*** EXTRACTED RECORDS Section Begins ***

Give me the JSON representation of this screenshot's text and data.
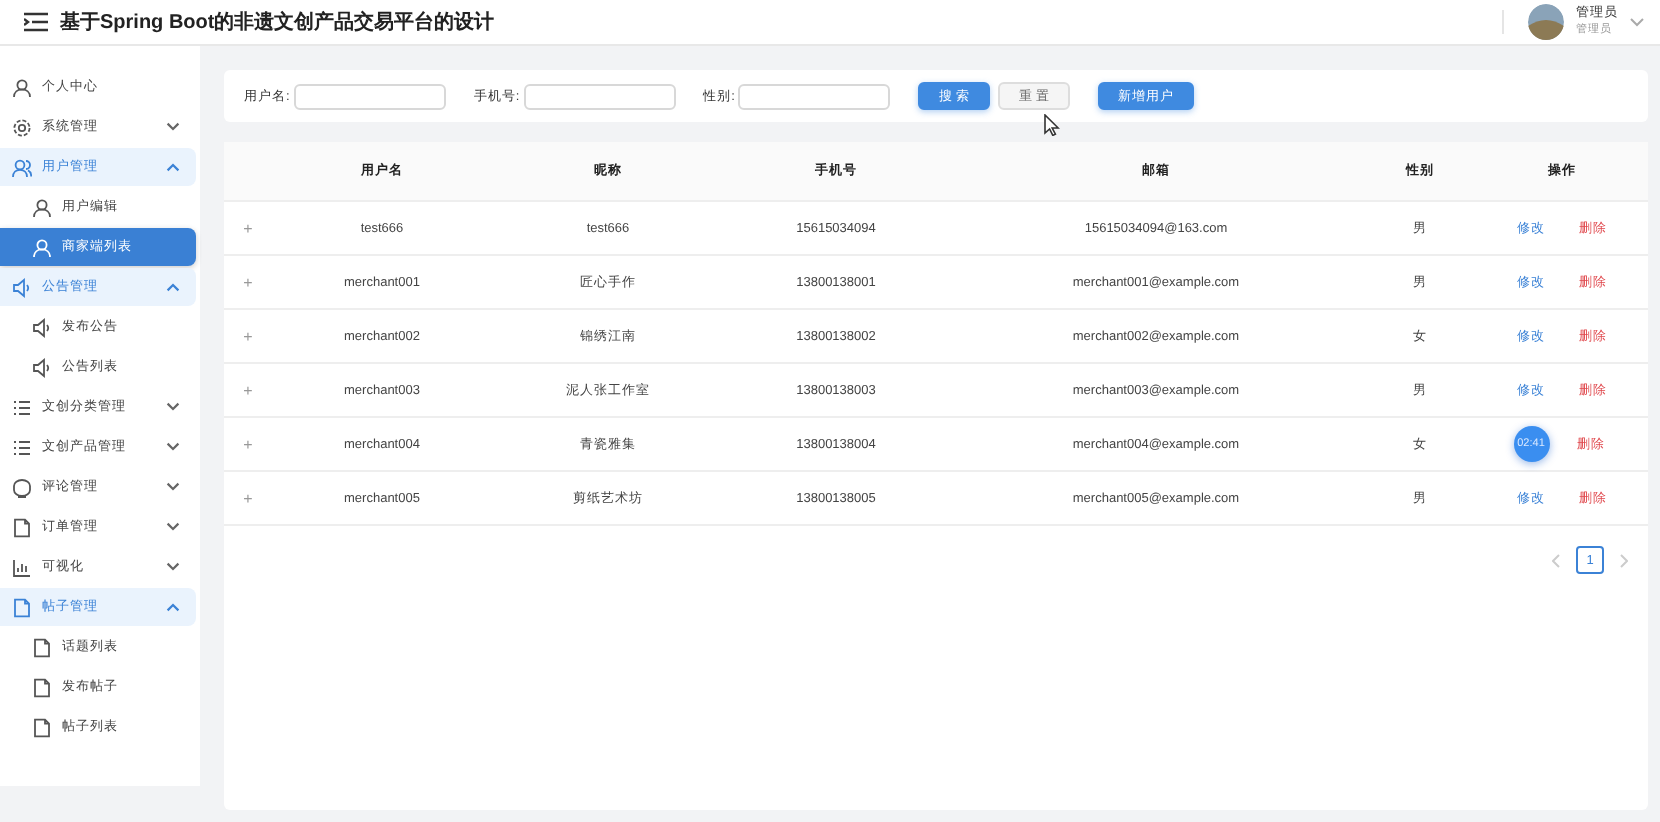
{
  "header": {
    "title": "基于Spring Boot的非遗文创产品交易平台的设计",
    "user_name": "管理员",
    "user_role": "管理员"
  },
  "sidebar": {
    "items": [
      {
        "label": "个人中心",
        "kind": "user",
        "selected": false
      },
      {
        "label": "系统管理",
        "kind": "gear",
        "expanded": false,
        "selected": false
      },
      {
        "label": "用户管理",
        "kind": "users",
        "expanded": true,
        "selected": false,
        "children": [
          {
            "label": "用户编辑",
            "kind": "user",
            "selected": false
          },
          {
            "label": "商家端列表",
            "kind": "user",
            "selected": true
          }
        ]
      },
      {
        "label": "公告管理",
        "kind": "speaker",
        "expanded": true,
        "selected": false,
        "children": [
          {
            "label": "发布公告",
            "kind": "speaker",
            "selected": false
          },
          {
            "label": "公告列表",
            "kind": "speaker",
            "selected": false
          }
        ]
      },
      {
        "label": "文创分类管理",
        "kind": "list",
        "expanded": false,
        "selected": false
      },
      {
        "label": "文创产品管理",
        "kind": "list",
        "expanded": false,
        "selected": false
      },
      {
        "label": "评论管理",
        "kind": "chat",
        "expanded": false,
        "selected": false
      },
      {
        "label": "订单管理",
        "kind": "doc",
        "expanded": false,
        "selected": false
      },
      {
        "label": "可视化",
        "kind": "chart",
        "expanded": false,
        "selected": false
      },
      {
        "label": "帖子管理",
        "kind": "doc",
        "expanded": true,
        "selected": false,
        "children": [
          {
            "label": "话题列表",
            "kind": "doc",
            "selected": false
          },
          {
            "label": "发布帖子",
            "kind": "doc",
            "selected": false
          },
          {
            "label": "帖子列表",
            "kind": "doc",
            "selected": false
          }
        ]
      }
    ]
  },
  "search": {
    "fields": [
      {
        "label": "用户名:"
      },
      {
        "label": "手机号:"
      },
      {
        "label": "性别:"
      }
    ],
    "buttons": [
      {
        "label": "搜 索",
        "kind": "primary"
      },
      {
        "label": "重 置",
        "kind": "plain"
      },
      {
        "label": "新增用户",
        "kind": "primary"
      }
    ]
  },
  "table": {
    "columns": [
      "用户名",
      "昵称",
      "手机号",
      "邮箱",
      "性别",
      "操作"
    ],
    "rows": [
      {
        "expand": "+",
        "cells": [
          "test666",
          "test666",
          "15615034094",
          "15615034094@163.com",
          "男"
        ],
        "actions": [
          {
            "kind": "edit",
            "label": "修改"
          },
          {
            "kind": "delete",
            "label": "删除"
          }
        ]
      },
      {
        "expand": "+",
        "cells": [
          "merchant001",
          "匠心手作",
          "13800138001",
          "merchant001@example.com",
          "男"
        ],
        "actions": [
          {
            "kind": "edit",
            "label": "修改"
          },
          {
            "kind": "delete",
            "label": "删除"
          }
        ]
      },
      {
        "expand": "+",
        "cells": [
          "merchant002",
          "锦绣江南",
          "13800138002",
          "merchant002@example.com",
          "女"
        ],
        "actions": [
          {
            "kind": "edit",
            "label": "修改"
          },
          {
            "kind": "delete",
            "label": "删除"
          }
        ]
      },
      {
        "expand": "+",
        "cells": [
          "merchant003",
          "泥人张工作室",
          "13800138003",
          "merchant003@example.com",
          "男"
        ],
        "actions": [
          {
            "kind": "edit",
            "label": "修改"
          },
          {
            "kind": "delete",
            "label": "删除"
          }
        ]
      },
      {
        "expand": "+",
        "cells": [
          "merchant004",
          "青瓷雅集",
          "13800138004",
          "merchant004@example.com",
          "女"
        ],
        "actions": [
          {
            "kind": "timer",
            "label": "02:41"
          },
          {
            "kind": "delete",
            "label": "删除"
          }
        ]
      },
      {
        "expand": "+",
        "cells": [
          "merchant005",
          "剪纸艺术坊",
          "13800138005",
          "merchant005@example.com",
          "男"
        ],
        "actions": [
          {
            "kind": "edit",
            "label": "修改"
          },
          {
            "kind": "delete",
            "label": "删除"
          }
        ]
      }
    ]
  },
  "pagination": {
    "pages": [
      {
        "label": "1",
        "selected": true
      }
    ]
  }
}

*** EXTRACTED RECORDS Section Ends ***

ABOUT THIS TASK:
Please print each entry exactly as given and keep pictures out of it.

PROBLEM SOLUTION:
Give me the JSON representation of this screenshot's text and data.
{
  "header": {
    "title": "基于Spring Boot的非遗文创产品交易平台的设计",
    "user_name": "管理员",
    "user_role": "管理员"
  },
  "sidebar": {
    "items": [
      {
        "label": "个人中心",
        "kind": "user",
        "selected": false
      },
      {
        "label": "系统管理",
        "kind": "gear",
        "expanded": false,
        "selected": false
      },
      {
        "label": "用户管理",
        "kind": "users",
        "expanded": true,
        "selected": false,
        "children": [
          {
            "label": "用户编辑",
            "kind": "user",
            "selected": false
          },
          {
            "label": "商家端列表",
            "kind": "user",
            "selected": true
          }
        ]
      },
      {
        "label": "公告管理",
        "kind": "speaker",
        "expanded": true,
        "selected": false,
        "children": [
          {
            "label": "发布公告",
            "kind": "speaker",
            "selected": false
          },
          {
            "label": "公告列表",
            "kind": "speaker",
            "selected": false
          }
        ]
      },
      {
        "label": "文创分类管理",
        "kind": "list",
        "expanded": false,
        "selected": false
      },
      {
        "label": "文创产品管理",
        "kind": "list",
        "expanded": false,
        "selected": false
      },
      {
        "label": "评论管理",
        "kind": "chat",
        "expanded": false,
        "selected": false
      },
      {
        "label": "订单管理",
        "kind": "doc",
        "expanded": false,
        "selected": false
      },
      {
        "label": "可视化",
        "kind": "chart",
        "expanded": false,
        "selected": false
      },
      {
        "label": "帖子管理",
        "kind": "doc",
        "expanded": true,
        "selected": false,
        "children": [
          {
            "label": "话题列表",
            "kind": "doc",
            "selected": false
          },
          {
            "label": "发布帖子",
            "kind": "doc",
            "selected": false
          },
          {
            "label": "帖子列表",
            "kind": "doc",
            "selected": false
          }
        ]
      }
    ]
  },
  "search": {
    "fields": [
      {
        "label": "用户名:"
      },
      {
        "label": "手机号:"
      },
      {
        "label": "性别:"
      }
    ],
    "buttons": [
      {
        "label": "搜 索",
        "kind": "primary"
      },
      {
        "label": "重 置",
        "kind": "plain"
      },
      {
        "label": "新增用户",
        "kind": "primary"
      }
    ]
  },
  "table": {
    "columns": [
      "用户名",
      "昵称",
      "手机号",
      "邮箱",
      "性别",
      "操作"
    ],
    "rows": [
      {
        "expand": "+",
        "cells": [
          "test666",
          "test666",
          "15615034094",
          "15615034094@163.com",
          "男"
        ],
        "actions": [
          {
            "kind": "edit",
            "label": "修改"
          },
          {
            "kind": "delete",
            "label": "删除"
          }
        ]
      },
      {
        "expand": "+",
        "cells": [
          "merchant001",
          "匠心手作",
          "13800138001",
          "merchant001@example.com",
          "男"
        ],
        "actions": [
          {
            "kind": "edit",
            "label": "修改"
          },
          {
            "kind": "delete",
            "label": "删除"
          }
        ]
      },
      {
        "expand": "+",
        "cells": [
          "merchant002",
          "锦绣江南",
          "13800138002",
          "merchant002@example.com",
          "女"
        ],
        "actions": [
          {
            "kind": "edit",
            "label": "修改"
          },
          {
            "kind": "delete",
            "label": "删除"
          }
        ]
      },
      {
        "expand": "+",
        "cells": [
          "merchant003",
          "泥人张工作室",
          "13800138003",
          "merchant003@example.com",
          "男"
        ],
        "actions": [
          {
            "kind": "edit",
            "label": "修改"
          },
          {
            "kind": "delete",
            "label": "删除"
          }
        ]
      },
      {
        "expand": "+",
        "cells": [
          "merchant004",
          "青瓷雅集",
          "13800138004",
          "merchant004@example.com",
          "女"
        ],
        "actions": [
          {
            "kind": "timer",
            "label": "02:41"
          },
          {
            "kind": "delete",
            "label": "删除"
          }
        ]
      },
      {
        "expand": "+",
        "cells": [
          "merchant005",
          "剪纸艺术坊",
          "13800138005",
          "merchant005@example.com",
          "男"
        ],
        "actions": [
          {
            "kind": "edit",
            "label": "修改"
          },
          {
            "kind": "delete",
            "label": "删除"
          }
        ]
      }
    ]
  },
  "pagination": {
    "pages": [
      {
        "label": "1",
        "selected": true
      }
    ]
  }
}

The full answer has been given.